Nan bread and butter chicken. It really doesn't get any better than that. I was a happy camper.
Nan bread and butter chicken. It really doesn’t get any better than that. I was a happy camper.

As Matt used to eat there a lot when he was teaching English to locals, he knows the owner well. We were treated very well (not that we wouldn’t have been otherwise) and it was a wonderful meal.

My laptop is dying and there isn’t an outlet on the train. It’s a sign I need to enjoy the rare opportunity of my having a window seat.

Matta ne! (See you later!)


Tokyo – Day 1 – Jet lag and randoms

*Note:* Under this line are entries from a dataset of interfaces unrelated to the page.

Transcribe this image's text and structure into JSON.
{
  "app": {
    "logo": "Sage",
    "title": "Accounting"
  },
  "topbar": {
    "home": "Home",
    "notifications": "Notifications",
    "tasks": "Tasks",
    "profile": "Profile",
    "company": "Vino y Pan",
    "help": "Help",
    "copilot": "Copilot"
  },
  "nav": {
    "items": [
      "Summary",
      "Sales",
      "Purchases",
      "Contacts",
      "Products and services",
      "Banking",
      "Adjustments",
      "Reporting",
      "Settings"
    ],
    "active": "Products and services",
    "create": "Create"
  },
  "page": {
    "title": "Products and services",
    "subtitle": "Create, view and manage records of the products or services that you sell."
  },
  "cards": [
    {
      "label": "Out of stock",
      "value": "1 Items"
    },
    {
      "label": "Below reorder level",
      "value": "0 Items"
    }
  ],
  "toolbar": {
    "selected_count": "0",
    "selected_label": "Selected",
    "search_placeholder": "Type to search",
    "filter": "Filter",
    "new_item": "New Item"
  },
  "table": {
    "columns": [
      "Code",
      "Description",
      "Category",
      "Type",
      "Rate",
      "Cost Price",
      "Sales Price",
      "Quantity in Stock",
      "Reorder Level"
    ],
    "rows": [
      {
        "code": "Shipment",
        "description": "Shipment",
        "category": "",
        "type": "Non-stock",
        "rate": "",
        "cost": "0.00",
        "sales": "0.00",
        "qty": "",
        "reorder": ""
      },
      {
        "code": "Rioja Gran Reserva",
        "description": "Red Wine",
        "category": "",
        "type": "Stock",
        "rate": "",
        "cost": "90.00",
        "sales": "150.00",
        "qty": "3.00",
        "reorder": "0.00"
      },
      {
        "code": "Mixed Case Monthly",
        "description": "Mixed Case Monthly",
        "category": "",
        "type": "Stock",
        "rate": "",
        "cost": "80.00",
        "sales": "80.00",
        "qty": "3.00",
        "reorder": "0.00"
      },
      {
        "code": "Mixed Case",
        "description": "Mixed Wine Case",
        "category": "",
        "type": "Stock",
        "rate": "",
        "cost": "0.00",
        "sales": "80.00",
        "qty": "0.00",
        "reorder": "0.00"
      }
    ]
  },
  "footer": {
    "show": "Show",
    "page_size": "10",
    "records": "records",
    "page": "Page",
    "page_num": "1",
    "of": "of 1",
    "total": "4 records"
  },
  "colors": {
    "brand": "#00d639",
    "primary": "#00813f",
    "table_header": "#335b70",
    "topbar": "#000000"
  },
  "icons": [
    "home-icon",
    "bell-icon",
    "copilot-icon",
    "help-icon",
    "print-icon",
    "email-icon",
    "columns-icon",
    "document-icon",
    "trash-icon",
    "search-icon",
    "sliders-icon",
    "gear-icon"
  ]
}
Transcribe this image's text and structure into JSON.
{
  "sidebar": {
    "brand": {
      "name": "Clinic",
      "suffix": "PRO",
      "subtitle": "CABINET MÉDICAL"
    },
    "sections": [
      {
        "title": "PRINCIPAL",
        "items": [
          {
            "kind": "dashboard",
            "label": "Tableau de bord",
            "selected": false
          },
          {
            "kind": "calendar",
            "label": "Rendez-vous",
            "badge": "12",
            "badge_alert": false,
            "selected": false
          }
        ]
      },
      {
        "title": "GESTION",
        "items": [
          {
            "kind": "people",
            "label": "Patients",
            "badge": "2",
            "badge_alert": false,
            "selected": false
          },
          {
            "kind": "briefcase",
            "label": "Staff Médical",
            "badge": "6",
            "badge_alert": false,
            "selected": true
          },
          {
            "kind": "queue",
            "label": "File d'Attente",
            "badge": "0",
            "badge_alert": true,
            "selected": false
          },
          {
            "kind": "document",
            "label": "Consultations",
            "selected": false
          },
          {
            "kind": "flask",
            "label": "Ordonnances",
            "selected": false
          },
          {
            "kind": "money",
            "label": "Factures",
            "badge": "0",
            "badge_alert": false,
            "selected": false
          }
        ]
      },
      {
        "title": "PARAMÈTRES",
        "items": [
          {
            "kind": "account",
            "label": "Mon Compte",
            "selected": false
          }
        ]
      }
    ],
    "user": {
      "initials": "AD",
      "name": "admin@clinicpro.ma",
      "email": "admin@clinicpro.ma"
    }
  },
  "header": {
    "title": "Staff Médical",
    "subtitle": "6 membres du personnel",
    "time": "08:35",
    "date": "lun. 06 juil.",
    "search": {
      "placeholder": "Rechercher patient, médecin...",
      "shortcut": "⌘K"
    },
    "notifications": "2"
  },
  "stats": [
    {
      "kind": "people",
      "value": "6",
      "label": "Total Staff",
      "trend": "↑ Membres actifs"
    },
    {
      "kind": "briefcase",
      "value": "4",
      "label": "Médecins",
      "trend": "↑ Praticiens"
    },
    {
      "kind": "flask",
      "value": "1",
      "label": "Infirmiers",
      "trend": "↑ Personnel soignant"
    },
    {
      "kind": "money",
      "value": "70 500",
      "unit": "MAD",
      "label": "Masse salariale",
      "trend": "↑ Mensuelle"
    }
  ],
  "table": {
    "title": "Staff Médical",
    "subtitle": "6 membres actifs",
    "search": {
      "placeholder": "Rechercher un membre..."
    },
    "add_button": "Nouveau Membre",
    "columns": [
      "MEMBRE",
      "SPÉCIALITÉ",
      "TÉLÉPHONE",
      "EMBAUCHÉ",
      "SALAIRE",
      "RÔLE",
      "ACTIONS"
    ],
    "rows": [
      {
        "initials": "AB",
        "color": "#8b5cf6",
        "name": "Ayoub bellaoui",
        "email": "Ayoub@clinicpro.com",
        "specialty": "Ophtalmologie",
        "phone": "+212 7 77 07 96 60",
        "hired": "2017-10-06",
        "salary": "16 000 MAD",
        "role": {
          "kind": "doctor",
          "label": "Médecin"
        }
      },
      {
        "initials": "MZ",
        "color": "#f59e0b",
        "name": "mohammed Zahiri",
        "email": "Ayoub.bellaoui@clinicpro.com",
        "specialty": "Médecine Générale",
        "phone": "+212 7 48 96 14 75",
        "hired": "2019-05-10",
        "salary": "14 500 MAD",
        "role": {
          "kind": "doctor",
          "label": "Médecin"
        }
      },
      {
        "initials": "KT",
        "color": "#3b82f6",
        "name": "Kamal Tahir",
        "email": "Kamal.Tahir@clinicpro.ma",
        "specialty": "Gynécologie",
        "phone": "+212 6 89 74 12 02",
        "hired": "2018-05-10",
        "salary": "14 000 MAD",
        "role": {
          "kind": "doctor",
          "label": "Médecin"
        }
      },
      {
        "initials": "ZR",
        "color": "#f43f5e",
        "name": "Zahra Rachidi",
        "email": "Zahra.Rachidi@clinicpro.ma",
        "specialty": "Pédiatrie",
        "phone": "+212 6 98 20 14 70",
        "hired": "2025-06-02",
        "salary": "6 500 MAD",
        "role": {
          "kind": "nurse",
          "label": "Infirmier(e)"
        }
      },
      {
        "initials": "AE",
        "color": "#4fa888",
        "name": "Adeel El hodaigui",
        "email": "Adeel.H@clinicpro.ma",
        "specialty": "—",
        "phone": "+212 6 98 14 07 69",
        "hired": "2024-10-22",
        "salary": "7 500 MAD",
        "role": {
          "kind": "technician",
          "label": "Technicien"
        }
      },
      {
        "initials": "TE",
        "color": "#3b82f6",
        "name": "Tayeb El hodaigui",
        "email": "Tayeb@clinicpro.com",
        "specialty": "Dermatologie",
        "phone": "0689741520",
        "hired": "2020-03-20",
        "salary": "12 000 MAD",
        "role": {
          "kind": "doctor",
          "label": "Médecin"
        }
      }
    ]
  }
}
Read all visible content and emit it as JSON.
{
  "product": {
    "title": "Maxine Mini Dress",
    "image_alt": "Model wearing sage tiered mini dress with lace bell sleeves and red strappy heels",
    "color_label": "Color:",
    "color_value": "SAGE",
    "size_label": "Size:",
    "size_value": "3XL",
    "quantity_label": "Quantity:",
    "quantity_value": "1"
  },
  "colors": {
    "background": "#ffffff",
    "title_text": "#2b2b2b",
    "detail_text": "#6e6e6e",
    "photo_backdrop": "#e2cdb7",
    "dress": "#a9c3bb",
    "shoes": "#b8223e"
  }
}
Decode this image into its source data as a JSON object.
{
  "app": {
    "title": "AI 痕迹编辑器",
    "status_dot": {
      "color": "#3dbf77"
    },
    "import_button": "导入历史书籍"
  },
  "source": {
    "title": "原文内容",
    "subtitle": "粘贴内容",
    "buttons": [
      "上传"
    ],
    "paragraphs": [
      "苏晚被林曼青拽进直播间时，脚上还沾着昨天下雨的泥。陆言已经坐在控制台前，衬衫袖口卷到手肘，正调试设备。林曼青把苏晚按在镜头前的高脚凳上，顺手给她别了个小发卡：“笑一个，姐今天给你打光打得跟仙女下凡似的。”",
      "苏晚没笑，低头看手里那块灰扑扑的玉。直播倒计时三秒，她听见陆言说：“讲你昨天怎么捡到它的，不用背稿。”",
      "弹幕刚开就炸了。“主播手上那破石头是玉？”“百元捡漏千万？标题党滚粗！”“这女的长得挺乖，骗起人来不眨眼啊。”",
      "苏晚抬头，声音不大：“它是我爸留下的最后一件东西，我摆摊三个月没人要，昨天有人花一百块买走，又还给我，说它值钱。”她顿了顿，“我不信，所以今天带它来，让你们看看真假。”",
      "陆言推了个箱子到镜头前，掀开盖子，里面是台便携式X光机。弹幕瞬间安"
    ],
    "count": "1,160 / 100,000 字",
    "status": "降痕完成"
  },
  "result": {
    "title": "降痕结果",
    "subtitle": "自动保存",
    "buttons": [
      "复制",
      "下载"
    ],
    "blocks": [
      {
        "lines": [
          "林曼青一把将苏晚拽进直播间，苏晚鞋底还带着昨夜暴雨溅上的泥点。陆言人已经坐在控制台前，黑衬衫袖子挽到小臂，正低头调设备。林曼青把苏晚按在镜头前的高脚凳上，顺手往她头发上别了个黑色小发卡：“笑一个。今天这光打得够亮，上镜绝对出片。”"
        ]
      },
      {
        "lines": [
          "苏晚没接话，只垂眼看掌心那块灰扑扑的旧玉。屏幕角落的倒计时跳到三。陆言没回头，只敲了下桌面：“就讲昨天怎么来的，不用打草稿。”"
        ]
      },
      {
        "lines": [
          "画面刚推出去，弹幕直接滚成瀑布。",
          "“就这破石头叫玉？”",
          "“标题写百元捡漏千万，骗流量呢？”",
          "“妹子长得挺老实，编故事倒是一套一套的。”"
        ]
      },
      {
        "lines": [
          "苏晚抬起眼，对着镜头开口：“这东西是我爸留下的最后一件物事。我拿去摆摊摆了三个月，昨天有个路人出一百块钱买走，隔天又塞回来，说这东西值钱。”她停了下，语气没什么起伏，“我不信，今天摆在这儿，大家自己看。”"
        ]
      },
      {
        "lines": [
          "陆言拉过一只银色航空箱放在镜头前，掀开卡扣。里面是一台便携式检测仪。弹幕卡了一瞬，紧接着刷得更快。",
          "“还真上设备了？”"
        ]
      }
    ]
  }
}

Every time I travel, I always marvel at the whole time zone thing. It kicks my butt. After waking up at 4:30 am on Saturday to fly to Calgary in order to catch a connecting flight to Tokyo – Makes sense to Air Canada but still not to me… Though it did get us here earlier… –  we landed in Japan on Sunday afternoon. With little sleep on the plane after an early morning, by the time we met up with Matt to go grab dinner after checking in to our apartment, jet lag had set in pretty deeply. I almost fell asleep in my plate. And wouldn’t that have been graceful?

But before my brain batteries started to die, I managed to visually absorb the following for Day 1. Nothing deep. Just some randoms and standards. It’s getting more interesting every day and I’m loving it:

He very rarely sleeps on the plane. This was a big deal.

The second memory I have of Narita Airport is this vaguely creepy and trippy welcome “hologram” before you get to customs.



5¥ coin


The life recharge: glass of water, plug in phone, send parents an email to let them know we are alive.
I forgot my travel face wash at home by accident. And so ensued this drug store visit. After looking at almost every container I thought was face wash, I chose one, and my face is happy. That’s all that matters.



The Homas – really lovely friends of Matt’s. Their first impression of me was a very tired girl who nearly fell asleep in her food. I will redeem myself in a few days.
Tonkatsu dinner at MAISEN ( – YUM. It’s one of my favourite Japanese dishes. I will not be able to eat tonkatsu in Canada ever again. This was AMAZING.
Homa-san and Matt
What has become my daily snack
I wonder if the priority folks also have to turn off their mobiles…

Time to go play tourist.